I became interested in this question just today after reading a response to an article. The article is about the psychology of bonobos in contrast with Chimpanzees (title:Score One for Sociable Apes, http://sciencenow.sciencemag.org/cgi/co … 007/308/2) written by Greg Miller. The response to the article was:

"All learned...all speculative research...all instincts. Can a monkey really find remorse in stealing your banana? I will believe in evolution when a monkey sits down and prepares my 1040 tax form for me and gets me a huge refund on my taxes! Tell me ... how many more zillion years until monkeys form their vocal cords?"

I suppose it is obvious that the person who said this is an anti-evolutionist which usually follows being a person knowing very little about biological evolution or the philosophy of science.

My question: Can bonobos empathize with other bonobos, and what evidence is there for this?

In a session of Beyond Belief (http://beyondbelief2006.org/), an experiment was mentioned. I'm not familiar with the details of the experiment, nor am I sure if this the experiment was carried out at all, but the experiment suposedly done on a group of chimps (maybe two chimps sharing a cage which would increase their relationship and familiarity with one another). End of story, the chimp refused to eat if it knew the other chimp would be tortured. If this really did happen, would this be evidence that chimps feel guilt, remorse, or have the ability to empathize with other chimps? Sympathize is probably the word I want to use rather than empathize.

Besides that, I've read some articles about mirror neurons. From what I've read, I think that there is corelation between mirror neurons and the ability to sympathize, or simply put oneself in the shoes of another. If mirror neurons are present in bonobos and chimps, then I believe this is evidence that chimps have the ability to sympathize with members of their tribe. I think neuroscientists think this since autists have some sort of "bad" mirror neuron system, and with that -- a poor ability to socialize (read peoples faces etc.).

Thanks for this wonderful webpage.

Fun question!

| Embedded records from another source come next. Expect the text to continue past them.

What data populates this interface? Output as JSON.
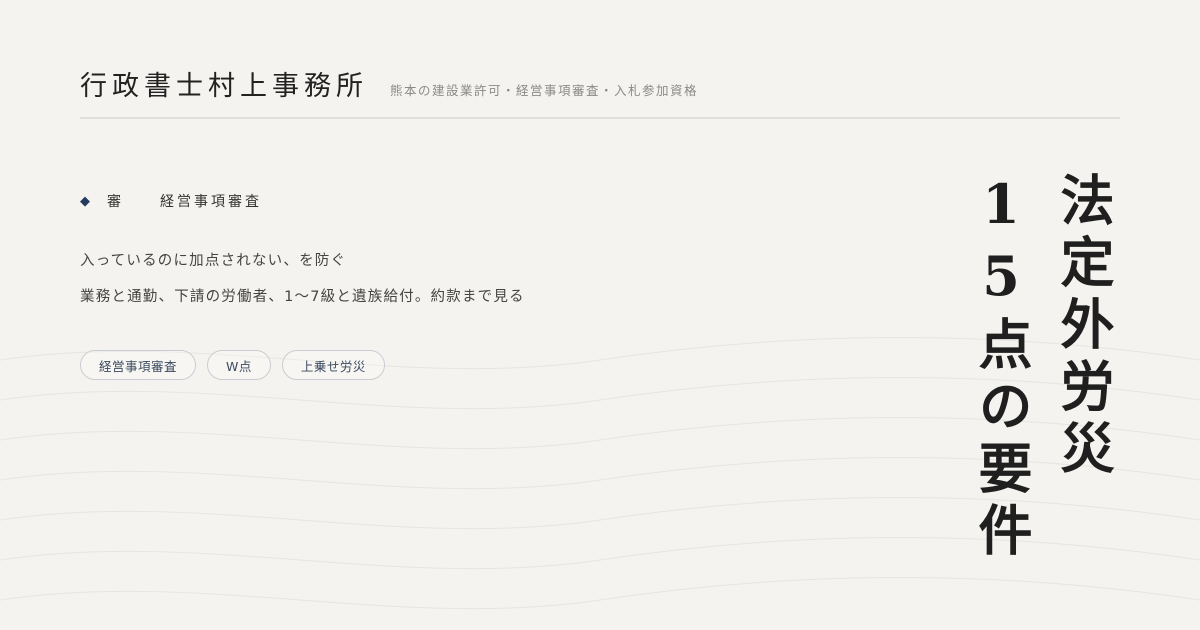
{
  "header": {
    "office_name": "行政書士村上事務所",
    "tagline": "熊本の建設業許可・経営事項審査・入札参加資格"
  },
  "category": {
    "marker": "◆",
    "short_label": "審",
    "label": "経営事項審査"
  },
  "description": {
    "line1": "入っているのに加点されない、を防ぐ",
    "line2": "業務と通勤、下請の労働者、1〜7級と遺族給付。約款まで見る"
  },
  "tags": [
    {
      "label": "経営事項審査"
    },
    {
      "label": "W点"
    },
    {
      "label": "上乗せ労災"
    }
  ],
  "title": {
    "column1": "法定外労災",
    "column2": "15点の要件"
  },
  "colors": {
    "background": "#f4f3ef",
    "accent": "#243a5e",
    "text": "#1f1f1f"
  }
}
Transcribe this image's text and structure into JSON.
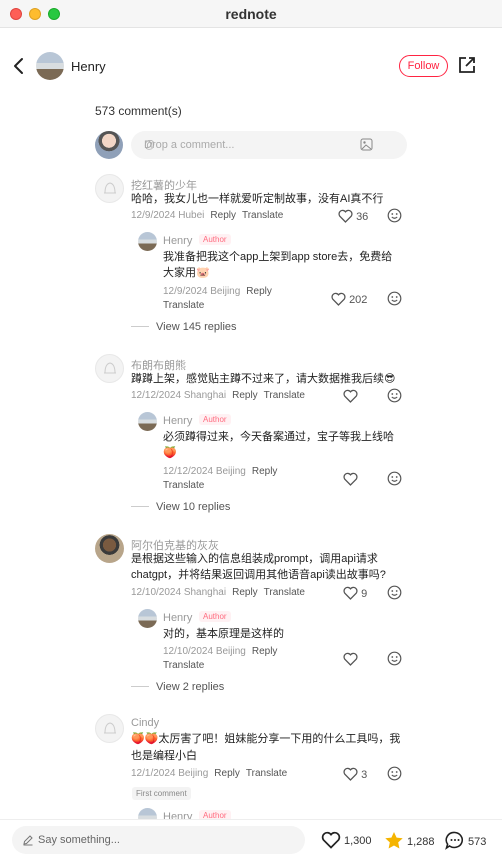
{
  "window": {
    "title": "rednote"
  },
  "header": {
    "user_name": "Henry",
    "follow_label": "Follow"
  },
  "comments_count": "573 comment(s)",
  "input": {
    "placeholder": "Drop a comment..."
  },
  "comments": [
    {
      "user": "挖红薯的少年",
      "text_line1": "哈哈，我女儿也一样就爱听定制故事，没有AI真不行",
      "text_line2": "",
      "date_loc": "12/9/2024 Hubei",
      "reply": "Reply",
      "translate": "Translate",
      "likes": "36",
      "sub": {
        "user": "Henry",
        "badge": "Author",
        "text_line1": "我准备把我这个app上架到app store去，免费给",
        "text_line2": "大家用🐷",
        "date_loc": "12/9/2024 Beijing",
        "reply": "Reply",
        "translate": "Translate",
        "likes": "202"
      },
      "view": "View 145 replies"
    },
    {
      "user": "布朗布朗熊",
      "text_line1": "蹲蹲上架，感觉贴主蹲不过来了，请大数据推我后续😎",
      "text_line2": "",
      "date_loc": "12/12/2024 Shanghai",
      "reply": "Reply",
      "translate": "Translate",
      "likes": "",
      "sub": {
        "user": "Henry",
        "badge": "Author",
        "text_line1": "必须蹲得过来，今天备案通过，宝子等我上线哈",
        "text_line2": "🍑",
        "date_loc": "12/12/2024 Beijing",
        "reply": "Reply",
        "translate": "Translate",
        "likes": ""
      },
      "view": "View 10 replies"
    },
    {
      "user": "阿尔伯克基的灰灰",
      "text_line1": "是根据这些输入的信息组装成prompt，调用api请求",
      "text_line2": "chatgpt，并将结果返回调用其他语音api读出故事吗?",
      "date_loc": "12/10/2024 Shanghai",
      "reply": "Reply",
      "translate": "Translate",
      "likes": "9",
      "sub": {
        "user": "Henry",
        "badge": "Author",
        "text_line1": "对的，基本原理是这样的",
        "text_line2": "",
        "date_loc": "12/10/2024 Beijing",
        "reply": "Reply",
        "translate": "Translate",
        "likes": ""
      },
      "view": "View 2 replies"
    },
    {
      "user": "Cindy",
      "text_line1": "🍑🍑太厉害了吧！姐妹能分享一下用的什么工具吗，我",
      "text_line2": "也是编程小白",
      "date_loc": "12/1/2024 Beijing",
      "reply": "Reply",
      "translate": "Translate",
      "likes": "3",
      "first_badge": "First comment",
      "sub": {
        "user": "Henry",
        "badge": "Author"
      }
    }
  ],
  "bottom": {
    "say_placeholder": "Say something...",
    "likes": "1,300",
    "stars": "1,288",
    "comments": "573"
  },
  "colors": {
    "accent": "#ff2442",
    "star": "#f5b400"
  }
}
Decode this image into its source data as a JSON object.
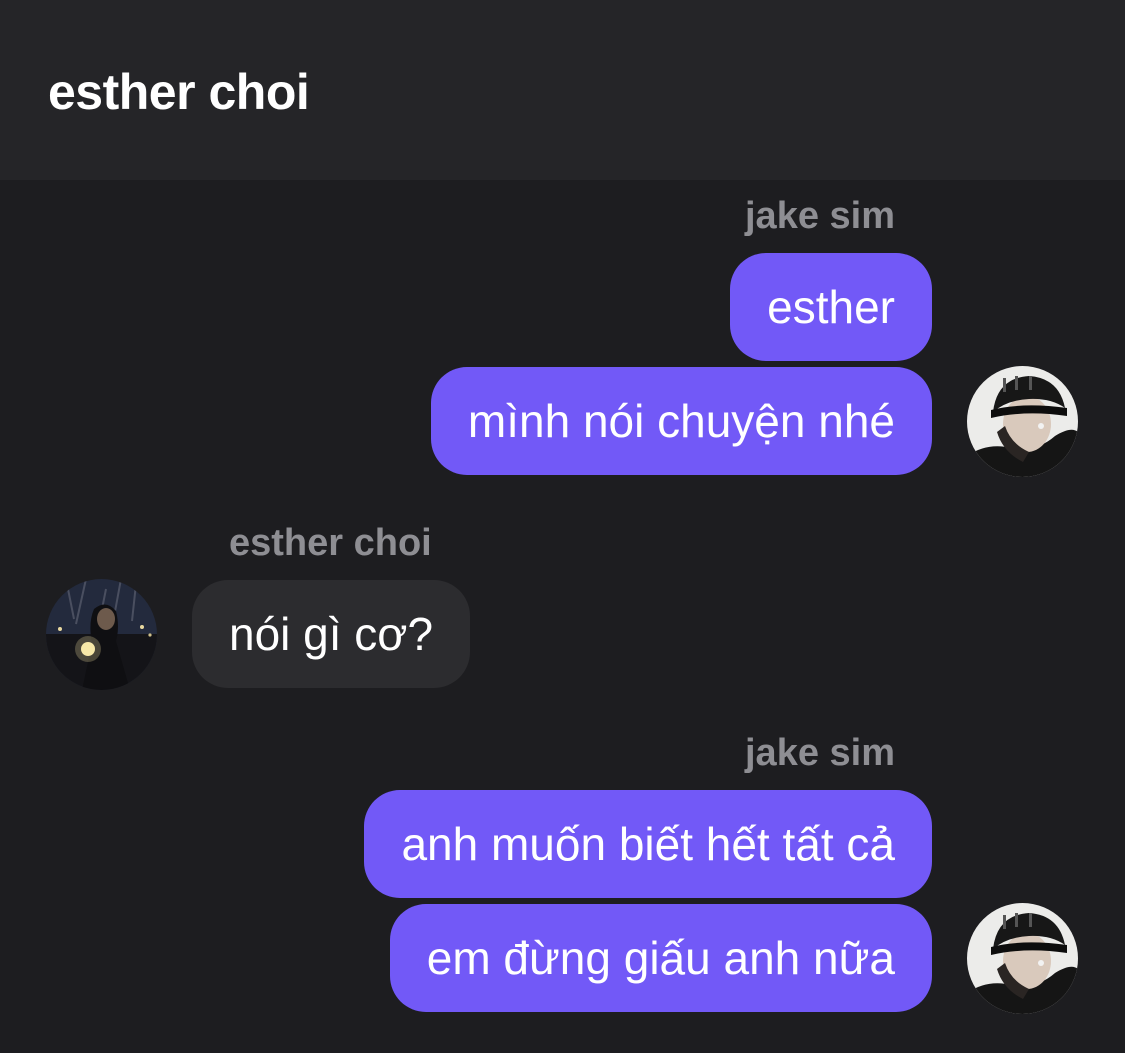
{
  "header": {
    "title": "esther choi"
  },
  "messages": [
    {
      "sender": "jake sim",
      "direction": "outgoing",
      "bubbles": [
        "esther",
        "mình nói chuyện nhé"
      ]
    },
    {
      "sender": "esther choi",
      "direction": "incoming",
      "bubbles": [
        "nói gì cơ?"
      ]
    },
    {
      "sender": "jake sim",
      "direction": "outgoing",
      "bubbles": [
        "anh muốn biết hết tất cả",
        "em đừng giấu anh nữa"
      ]
    }
  ],
  "colors": {
    "background": "#1d1d20",
    "header_background": "#252528",
    "outgoing_bubble": "#7259f7",
    "incoming_bubble": "#2c2c2f",
    "sender_label": "#8e8e93",
    "text": "#ffffff"
  },
  "avatars": {
    "jake_sim": "avatar-jake-sim",
    "esther_choi": "avatar-esther-choi"
  }
}
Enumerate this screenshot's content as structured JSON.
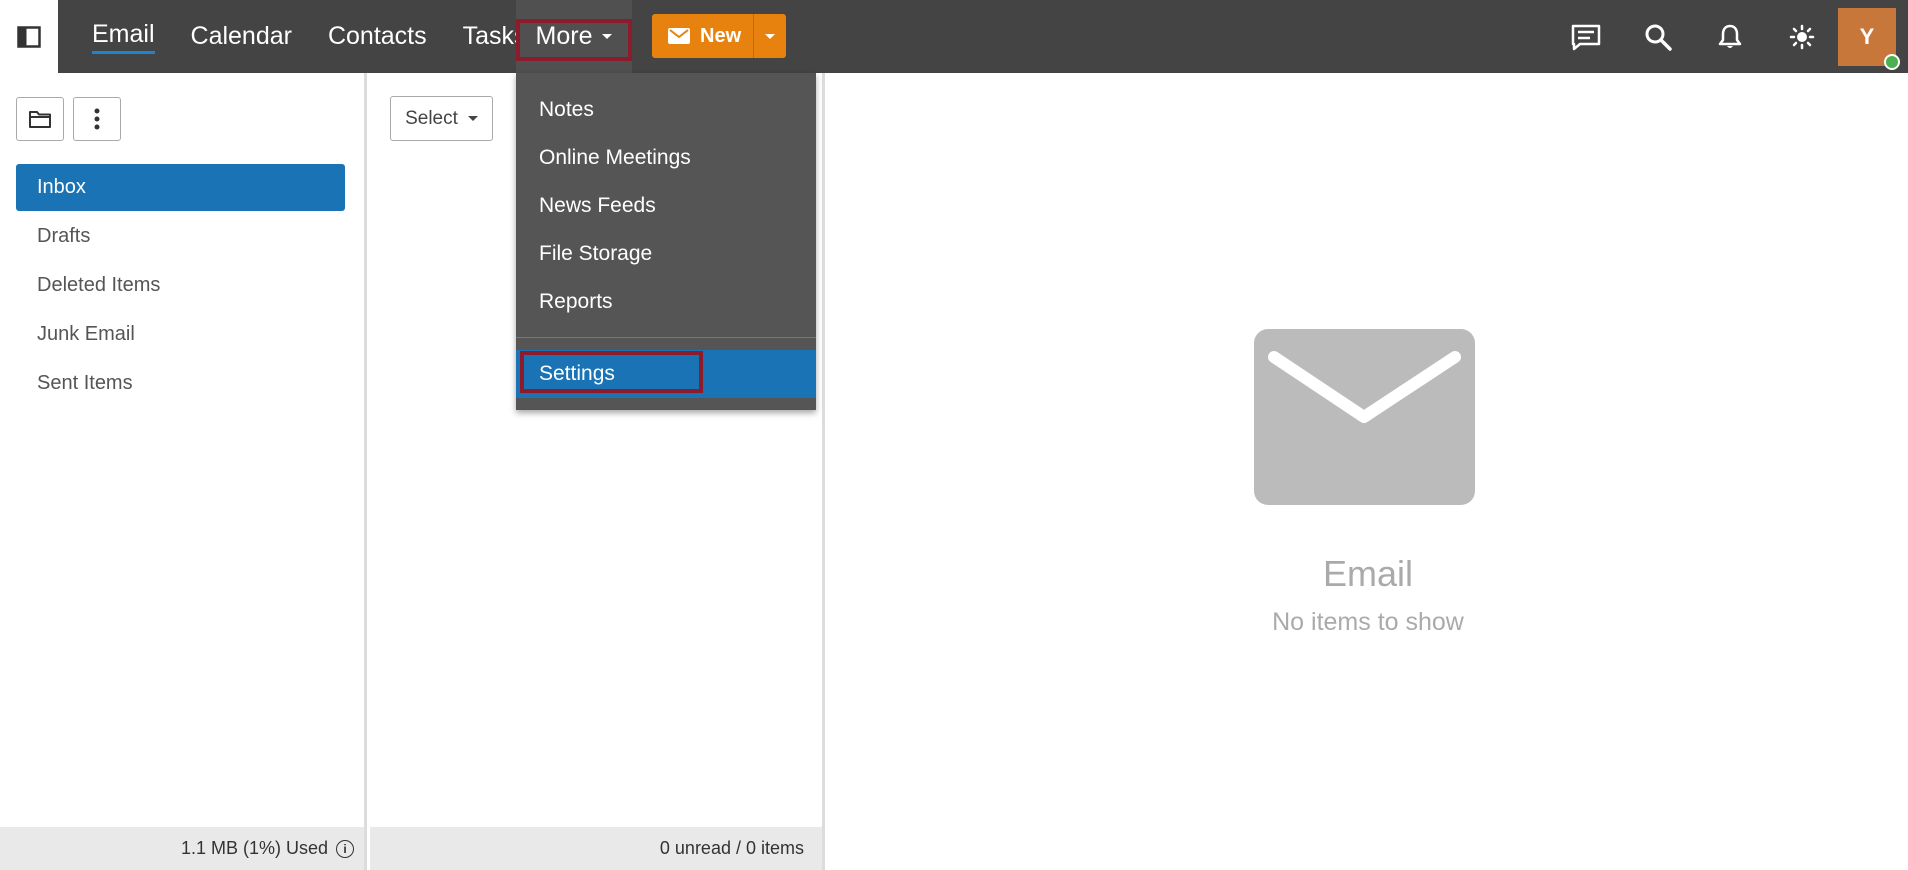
{
  "nav": {
    "items": [
      {
        "label": "Email",
        "active": true
      },
      {
        "label": "Calendar"
      },
      {
        "label": "Contacts"
      },
      {
        "label": "Tasks"
      }
    ],
    "more_label": "More",
    "new_label": "New"
  },
  "user": {
    "initial": "Y",
    "presence": "online"
  },
  "icons": {
    "sidebar_toggle": "sidebar-toggle-icon",
    "chat": "chat-icon",
    "search": "search-icon",
    "bell": "bell-icon",
    "theme": "sun-icon",
    "folder": "folder-icon",
    "more_vertical": "kebab-icon",
    "mail": "mail-icon"
  },
  "folders": [
    {
      "label": "Inbox",
      "active": true
    },
    {
      "label": "Drafts"
    },
    {
      "label": "Deleted Items"
    },
    {
      "label": "Junk Email"
    },
    {
      "label": "Sent Items"
    }
  ],
  "storage": {
    "used": "1.1 MB (1%) Used"
  },
  "list": {
    "select_label": "Select",
    "summary": "0 unread / 0 items"
  },
  "more_menu": {
    "items": [
      "Notes",
      "Online Meetings",
      "News Feeds",
      "File Storage",
      "Reports"
    ],
    "settings": "Settings"
  },
  "reading": {
    "title": "Email",
    "subtitle": "No items to show"
  },
  "colors": {
    "accent": "#1a73b4",
    "new_button": "#e8820e",
    "topbar": "#444444",
    "highlight_box": "#8c1c2c"
  }
}
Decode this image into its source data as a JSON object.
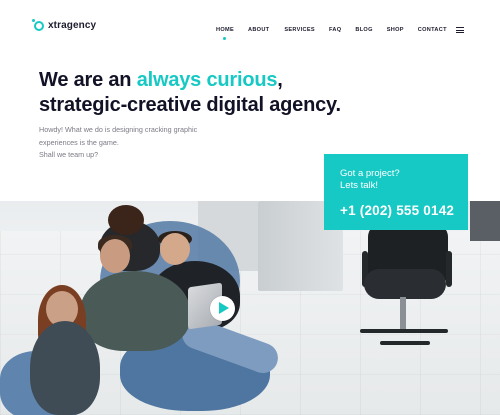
{
  "brand": {
    "name": "xtragency"
  },
  "nav": {
    "items": [
      {
        "label": "HOME",
        "active": true
      },
      {
        "label": "ABOUT",
        "active": false
      },
      {
        "label": "SERVICES",
        "active": false
      },
      {
        "label": "FAQ",
        "active": false
      },
      {
        "label": "BLOG",
        "active": false
      },
      {
        "label": "SHOP",
        "active": false
      },
      {
        "label": "CONTACT",
        "active": false
      }
    ]
  },
  "hero": {
    "title_prefix": "We are an ",
    "title_accent": "always curious",
    "title_suffix": ",",
    "title_line2": "strategic-creative digital agency.",
    "copy_lines": [
      "Howdy! What we do is designing cracking graphic",
      "experiences is the game.",
      "Shall we team up?"
    ]
  },
  "contact_card": {
    "line1": "Got a project?",
    "line2": "Lets talk!",
    "phone": "+1 (202) 555 0142"
  },
  "colors": {
    "accent": "#17c9c4",
    "text_dark": "#121226",
    "text_muted": "#7b7b86"
  },
  "icons": {
    "logo": "ring-dot-logo-icon",
    "menu": "hamburger-menu-icon",
    "play": "play-icon"
  }
}
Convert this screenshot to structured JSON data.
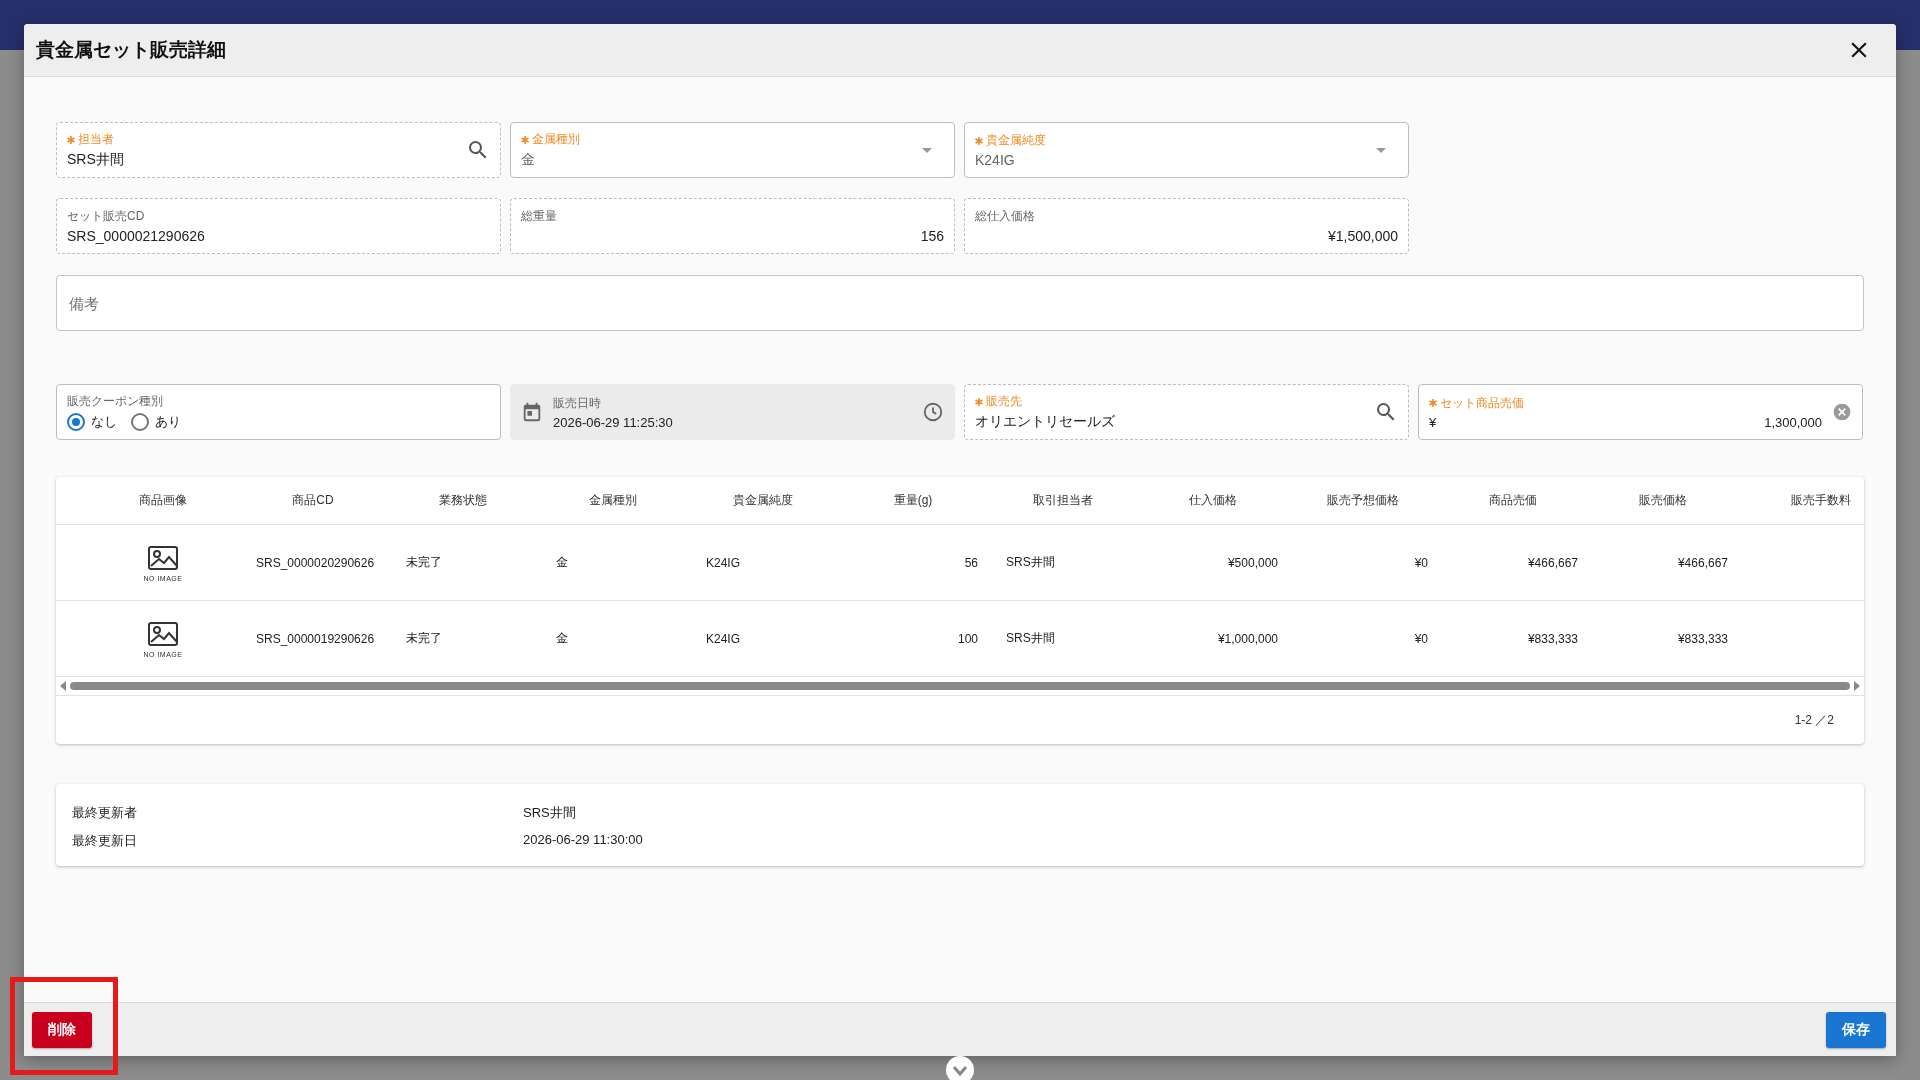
{
  "dialog": {
    "title": "貴金属セット販売詳細"
  },
  "fields": [
    {
      "kind": "search",
      "label": "担当者",
      "required": true,
      "value": "SRS井間"
    },
    {
      "kind": "select",
      "label": "金属種別",
      "required": true,
      "value": "金"
    },
    {
      "kind": "select",
      "label": "貴金属純度",
      "required": true,
      "value": "K24IG"
    },
    {
      "kind": "readonly_text",
      "label": "セット販売CD",
      "required": false,
      "value": "SRS_0000021290626"
    },
    {
      "kind": "readonly_number",
      "label": "総重量",
      "required": false,
      "value": "156"
    },
    {
      "kind": "readonly_number",
      "label": "総仕入価格",
      "required": false,
      "value": "¥1,500,000"
    }
  ],
  "remarks": {
    "placeholder": "備考"
  },
  "sale_fields": [
    {
      "kind": "radio",
      "label": "販売クーポン種別",
      "required": false,
      "options": [
        {
          "label": "なし",
          "selected": true
        },
        {
          "label": "あり",
          "selected": false
        }
      ]
    },
    {
      "kind": "datetime",
      "label": "販売日時",
      "required": false,
      "value": "2026-06-29 11:25:30"
    },
    {
      "kind": "search",
      "label": "販売先",
      "required": true,
      "value": "オリエントリセールズ"
    },
    {
      "kind": "money",
      "label": "セット商品売価",
      "required": true,
      "prefix": "¥",
      "value": "1,300,000"
    }
  ],
  "table": {
    "columns": [
      {
        "label": "商品画像",
        "kind": "image"
      },
      {
        "label": "商品CD",
        "kind": "text"
      },
      {
        "label": "業務状態",
        "kind": "text"
      },
      {
        "label": "金属種別",
        "kind": "text"
      },
      {
        "label": "貴金属純度",
        "kind": "text"
      },
      {
        "label": "重量(g)",
        "kind": "number"
      },
      {
        "label": "取引担当者",
        "kind": "text"
      },
      {
        "label": "仕入価格",
        "kind": "number"
      },
      {
        "label": "販売予想価格",
        "kind": "number"
      },
      {
        "label": "商品売価",
        "kind": "number"
      },
      {
        "label": "販売価格",
        "kind": "number"
      },
      {
        "label": "販売手数料",
        "kind": "number"
      }
    ],
    "rows": [
      {
        "cells": [
          "NO IMAGE",
          "SRS_0000020290626",
          "未完了",
          "金",
          "K24IG",
          "56",
          "SRS井間",
          "¥500,000",
          "¥0",
          "¥466,667",
          "¥466,667"
        ]
      },
      {
        "cells": [
          "NO IMAGE",
          "SRS_0000019290626",
          "未完了",
          "金",
          "K24IG",
          "100",
          "SRS井間",
          "¥1,000,000",
          "¥0",
          "¥833,333",
          "¥833,333"
        ]
      }
    ],
    "pagination": "1-2 ／2"
  },
  "info": [
    {
      "label": "最終更新者",
      "value": "SRS井間"
    },
    {
      "label": "最終更新日",
      "value": "2026-06-29 11:30:00"
    }
  ],
  "footer": {
    "delete_button": {
      "label": "削除",
      "highlighted": true
    },
    "save_button": {
      "label": "保存"
    }
  }
}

I am not a primatologist but I try to pay attention to their work as much as I can. I don't know about the Beyond Belief experiment. From what I understand, the answer is yes not only for bonobos but also for regular chimps.  Frans De Waal (among many others) has done some excellent work on chimp/bonobo societies and behavior and found that they share a startlingly large amount of behavioral traits with us.  I'd recommend checking out his excellent books for example.  Maybe others on the site can recommend other authors.

Mirror neurons are pretty interesting stuff!

Just some info on mirror neurones... Mirror neurones are nerve cells that are active both when performing an action AND when you see another individual performing that action. They exist for certain in macaque monkeys and, although for obvious ethical reasons the same sort of single-cell nerve recordings haven't been done in humans, similar parts of the brain are active in the same circumstances in us. The leading neurobiologist, V.S. Ramachandran, has compared them to the discovery of the DNA code in terms of their significance, for the very reasons you mention in your question. They could possibly be important for observational learning (where you learn how to do something by watching someone else do it), for predicting what someone else will do (there are monkey experiments where the same mirror neurone starts firing when an observed human picks up an apple as when the monkey itself EATS the apple), and empathy. So, although mirror neurones haven't been looked for in bonobos (yet), the fact that they exist in monkeys would suggest its likely. Even if it doesn't prove that a monkey FEELS good or bad when it observes something nice or nasty happen to another individual, it's tantalisingly close and certainly mirror neurones are an important clue to how primates, including humans, are able to learn and repond to social cues. Ramachandran has written a thought provoking essay at http://www.edge.org/3rd_culture/ramacha … an_p1.html on possible links betwen mirror neurones and the evolution of language.